*BRIEF*
The answer must restate every entry exactly as it appears.

*THE INPUT*
= = = = =

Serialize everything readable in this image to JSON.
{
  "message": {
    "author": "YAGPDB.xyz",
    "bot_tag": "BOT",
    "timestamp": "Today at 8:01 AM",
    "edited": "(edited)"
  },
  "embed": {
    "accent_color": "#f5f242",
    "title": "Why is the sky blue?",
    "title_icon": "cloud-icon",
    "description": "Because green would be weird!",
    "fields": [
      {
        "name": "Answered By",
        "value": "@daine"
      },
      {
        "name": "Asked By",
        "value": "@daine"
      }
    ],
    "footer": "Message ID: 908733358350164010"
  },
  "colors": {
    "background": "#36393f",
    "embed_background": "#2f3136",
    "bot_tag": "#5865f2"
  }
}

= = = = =

*TASK ANSWER*
Serialize everything readable in this image to JSON.
{
  "message": {
    "author": "YAGPDB.xyz",
    "bot_tag": "BOT",
    "timestamp": "Today at 8:01 AM",
    "edited": "(edited)"
  },
  "embed": {
    "accent_color": "#f5f242",
    "title": "Why is the sky blue?",
    "title_icon": "cloud-icon",
    "description": "Because green would be weird!",
    "fields": [
      {
        "name": "Answered By",
        "value": "@daine"
      },
      {
        "name": "Asked By",
        "value": "@daine"
      }
    ],
    "footer": "Message ID: 908733358350164010"
  },
  "colors": {
    "background": "#36393f",
    "embed_background": "#2f3136",
    "bot_tag": "#5865f2"
  }
}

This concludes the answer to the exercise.